Chapter

Objections

Alvin Plantinga

in Warranted Christian Belief

Published in print February 2000 | ISBN: 9780195131932
Published online November 2003 | e-ISBN: 9780199867486 | DOI: http://dx.doi.org/10.1093/0195131932.003.0010
Objections

Show Summary Details

Preview

The extended Aquinas/Calvin (A/C) model of the last three chapters is intended to show how specifically Christian belief can have justification, internal and external rationality, and warrant. In this chapter, I do two things; first, I consider some of the arguments for the conclusions that theistic and/or Christian belief lacks warrant, and, second, I consider objections to my arguments and claims about the way in which Christian belief can have warrant. I first consider the objection that religious belief can derive warrant from religious experience only if there is a good (noncircular) argument from premises reporting the occurrence of such experience to the existence of God; I rebut this objection by pointing out that it is surely possible for religious belief to derive warrant from religious experience directly, in a basic way, just as perceptual and memory beliefs derive warrant from perceptual and memorial experience in a basic way and not by virtue of inference or argument.
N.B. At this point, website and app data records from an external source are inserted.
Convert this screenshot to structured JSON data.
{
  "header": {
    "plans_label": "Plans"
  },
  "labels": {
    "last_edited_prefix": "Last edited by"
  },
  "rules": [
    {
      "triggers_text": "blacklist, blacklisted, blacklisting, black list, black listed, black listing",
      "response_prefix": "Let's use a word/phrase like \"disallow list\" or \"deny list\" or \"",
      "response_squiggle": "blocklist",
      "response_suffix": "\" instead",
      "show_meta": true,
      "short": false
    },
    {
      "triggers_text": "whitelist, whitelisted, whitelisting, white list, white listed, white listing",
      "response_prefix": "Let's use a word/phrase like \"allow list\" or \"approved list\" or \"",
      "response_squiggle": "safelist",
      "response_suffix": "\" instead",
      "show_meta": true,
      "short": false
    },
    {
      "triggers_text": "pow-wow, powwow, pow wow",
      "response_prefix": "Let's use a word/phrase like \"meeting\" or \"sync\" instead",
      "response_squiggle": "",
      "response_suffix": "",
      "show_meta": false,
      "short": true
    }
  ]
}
After considering a second objection, concerning the alleged incapacity of experience to account for the specificity of religious belief, I reply to an objection due to Richard Gale, according to which it is impossible to have a veridical perceptual experience of God. I then examine and reply to (1) a number of objections to my claim that theistic and Christian belief can receive warrant in the basic way, including the so‐called Great Pumpkin objection and descendants of it, and (2) the objection that there is something circular in my account.

Keywords: Christian belief; Gale; God; Great Pumpkin; religious experience; warrant

Chapter.  14571 words. 

Subjects: Philosophy of Religion

Full text: subscription required

How to subscribe Recommend to my Librarian

Buy this work at Oxford University Press »

Users without a subscription are not able to see the full content. Please, subscribe or login to access all content.